The sacred memory of the victims of the Nazi Holocaust must not be victimized by political correctness.The U.S.Holocaust Memorial Museum has done this by avoiding any mention of the Arab or Muslim role in the Holocaust and by ignoring the link between Nazism and current Islamic extremism.

Iran’s president announces that the Holocaust never happened while simultaneously announcing that Israel should “be wiped off the map.” The vilest anti-Semitic conspiracy theories are promulgated in the Arab press and taught to Arab children as a matter of routine. Anti-Semitic incitement has become a state-sponsored article of faith in much of the Islamic world.

The museum has programs on the role of Christianity in promoting anti-Semitism — but nothing on Islam. It has programs on current genocidal threats such as Darfur — but not when the threat is against Jews. It does mention current anti-Semitism in Europe — but not in the Middle East.

Just as the Nazi threat was not confined to Jews, the Islamofascist threat is not confined to Jews, as demonstrated by the events of September 11, 2001 and by Islamic terrorist bombings in London, Madrid, Bali and Israel.

Nazism held a genuine appeal for the Arab populace, who were attracted to its messages of rejection of democracy, recovery of past military glory and Jew-hating. In 1935, Reza Shah, the ruler of Persia, changed the country’s name from Persia to Iran to reflect that they, like the Nazis, were Aryans. A popular Arab song during the war went, “Allah in heaven, Hitler on earth.”
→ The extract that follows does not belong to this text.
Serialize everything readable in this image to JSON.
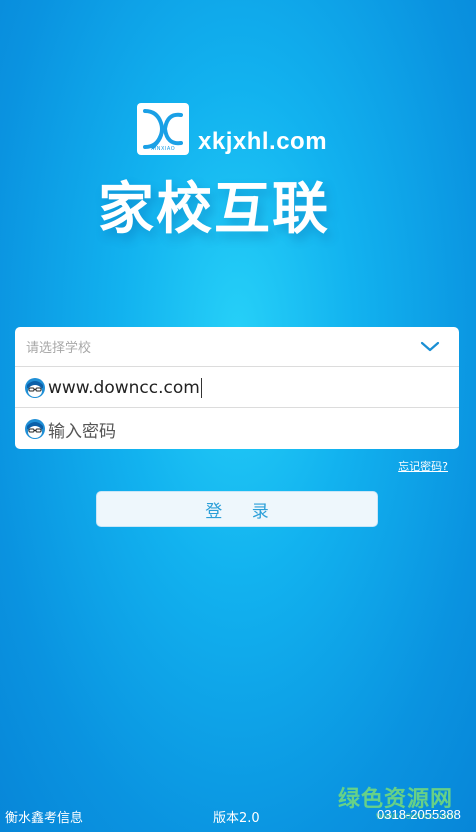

The historic Nazi connection to today’s Islamic terrorism is Haj Amin al-Husseini, the grand mufti of Jerusalem. He became a Nazi agent after meeting Adolf Eichmann, an architect of the Holocaust, in Palestine in 1937, and with Nazi funds organized the Arab Revolt of 1936-39 which led to the British closing Palestine to Jewish immigration. This facilitated the “Final Solution” by closing off the avenue of refuge. In 1941, the mufti orchestrated a short-lived Nazi-backed generals’ coup in Iraq. One of the participants in that coup, Gen. Khayrallah Tulfah, was Saddam Hussein’s uncle and mentor.

The Iraq coup was followed by the Farhud, a pogrom against Baghdad’s Jews, an event viewed by Sephardic Jews as comparable to the German “Kristallnacht,” but never mentioned by the museum. The Mufti obtained Hitler’s assurance in November 1941 that after dealing with the Jews of Europe, Hitler would treat the Jews of the Middle East similarly. Husseini promised the support of the Arabs for the Nazi war effort. In Berlin, Husseini used the “sonderfund,” money confiscated from Jewish victims, to finance subversive pro-Nazi activities in the Middle East and to raise 20,000 Muslim troops in Bosnia, the infamous Hanjar S.S. Waffen, who murdered tens of thousands of Serbs and Jews in the Balkans and served as police auxiliary in Hungary.
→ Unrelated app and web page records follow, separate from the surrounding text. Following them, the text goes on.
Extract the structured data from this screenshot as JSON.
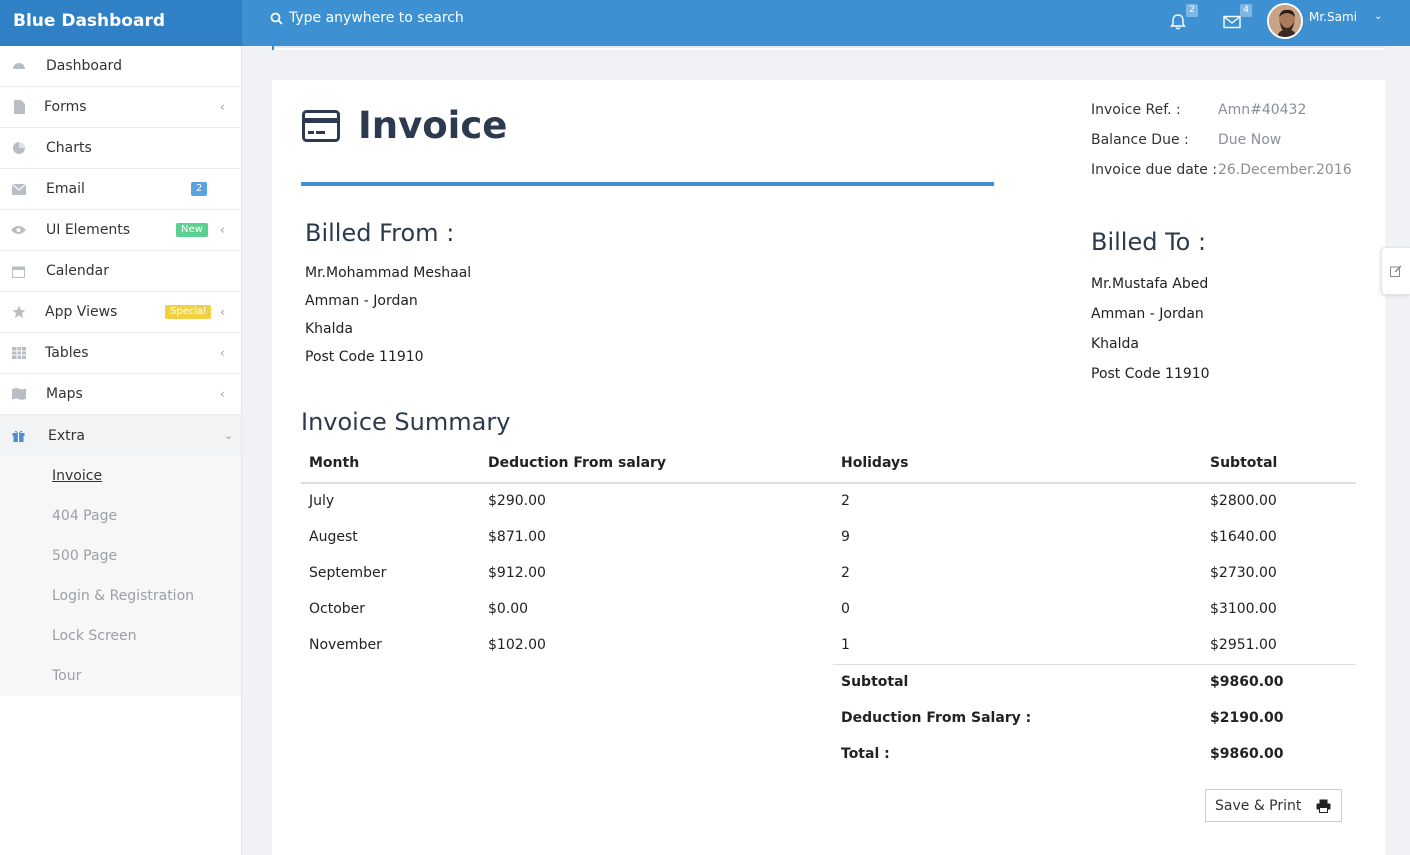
{
  "app": {
    "brand": "Blue Dashboard",
    "search_placeholder": "Type anywhere to search",
    "notifications_count": "2",
    "messages_count": "4",
    "user_name": "Mr.Sami"
  },
  "sidebar": {
    "items": [
      {
        "label": "Dashboard",
        "icon": "dashboard-icon"
      },
      {
        "label": "Forms",
        "icon": "file-icon"
      },
      {
        "label": "Charts",
        "icon": "pie-chart-icon"
      },
      {
        "label": "Email",
        "icon": "envelope-icon",
        "badge": "2"
      },
      {
        "label": "UI Elements",
        "icon": "eye-icon",
        "badge": "New"
      },
      {
        "label": "Calendar",
        "icon": "calendar-icon"
      },
      {
        "label": "App Views",
        "icon": "star-icon",
        "badge": "Special"
      },
      {
        "label": "Tables",
        "icon": "table-icon"
      },
      {
        "label": "Maps",
        "icon": "map-icon"
      },
      {
        "label": "Extra",
        "icon": "gift-icon"
      }
    ],
    "extra_sub": [
      "Invoice",
      "404 Page",
      "500 Page",
      "Login & Registration",
      "Lock Screen",
      "Tour"
    ],
    "colors": {
      "email_badge": "#5ba3dd",
      "new_badge": "#5cd18f",
      "special_badge": "#f1d13f"
    }
  },
  "invoice": {
    "title": "Invoice",
    "meta": [
      {
        "label": "Invoice Ref. :",
        "value": "Amn#40432"
      },
      {
        "label": "Balance Due :",
        "value": "Due Now"
      },
      {
        "label": "Invoice due date :",
        "value": "26.December.2016"
      }
    ],
    "billed_from": {
      "heading": "Billed From :",
      "lines": [
        "Mr.Mohammad Meshaal",
        "Amman - Jordan",
        "Khalda",
        "Post Code 11910"
      ]
    },
    "billed_to": {
      "heading": "Billed To :",
      "lines": [
        "Mr.Mustafa Abed",
        "Amman - Jordan",
        "Khalda",
        "Post Code 11910"
      ]
    },
    "summary_title": "Invoice Summary",
    "columns": [
      "Month",
      "Deduction From salary",
      "Holidays",
      "Subtotal"
    ],
    "rows": [
      [
        "July",
        "$290.00",
        "2",
        "$2800.00"
      ],
      [
        "Augest",
        "$871.00",
        "9",
        "$1640.00"
      ],
      [
        "September",
        "$912.00",
        "2",
        "$2730.00"
      ],
      [
        "October",
        "$0.00",
        "0",
        "$3100.00"
      ],
      [
        "November",
        "$102.00",
        "1",
        "$2951.00"
      ]
    ],
    "totals": [
      {
        "label": "Subtotal",
        "value": "$9860.00"
      },
      {
        "label": "Deduction From Salary :",
        "value": "$2190.00"
      },
      {
        "label": "Total :",
        "value": "$9860.00"
      }
    ],
    "save_label": "Save & Print"
  }
}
There is no mention of the grand mufti in the museum’s permanent exhibit, although only Hitler received more pages in the Encyclopedia of the Holocaust.

Yet the Mufti’s Nazi heritage did not end with the Holocaust. Nazi war criminals found employment in Arab capitals as advisers in murder. The notorious SS killer Alois Brunner was the personal adviser to Hafez Assad’s brother, who was in charge of the Syrian security forces. Husseini, Yasser Arafat’s mentor, brought former Nazi commandos to Egypt to teach Mr. Arafat and others how to become terrorists.

Walter Reich, director of the U.S. Holocaust Museum from 1995 to 1998, has recently said: “a focus on Arab and Muslim anti-Semitism and Holocaust denial at the Holocaust museum… would be, I believe, appropriately within the museum’s mandate. Indeed, it would be strange if the museum did not focus on such anti-Semitism and Holocaust denial, given the museum’s devotion not only to the Holocaust but also to contemporary genocides and given the prevalence in contemporary Arab rhetoric of not only the kind of anti-Semitism that helped lead to the Holocaust but also the calls for genocide that are aimed at the Jews of Israel.”

The U.S. Holocaust Memorial Museum should be an authoritative voice educating the museum’s visitors and the public about the re-emergence of genocidal hatred as a political tool. The museum’s mission requires it to publicize this rebirth of Nazi propaganda though exhibits and educational programs.

This piece ran on the editorial page of the Washington Times on February 9th, 2006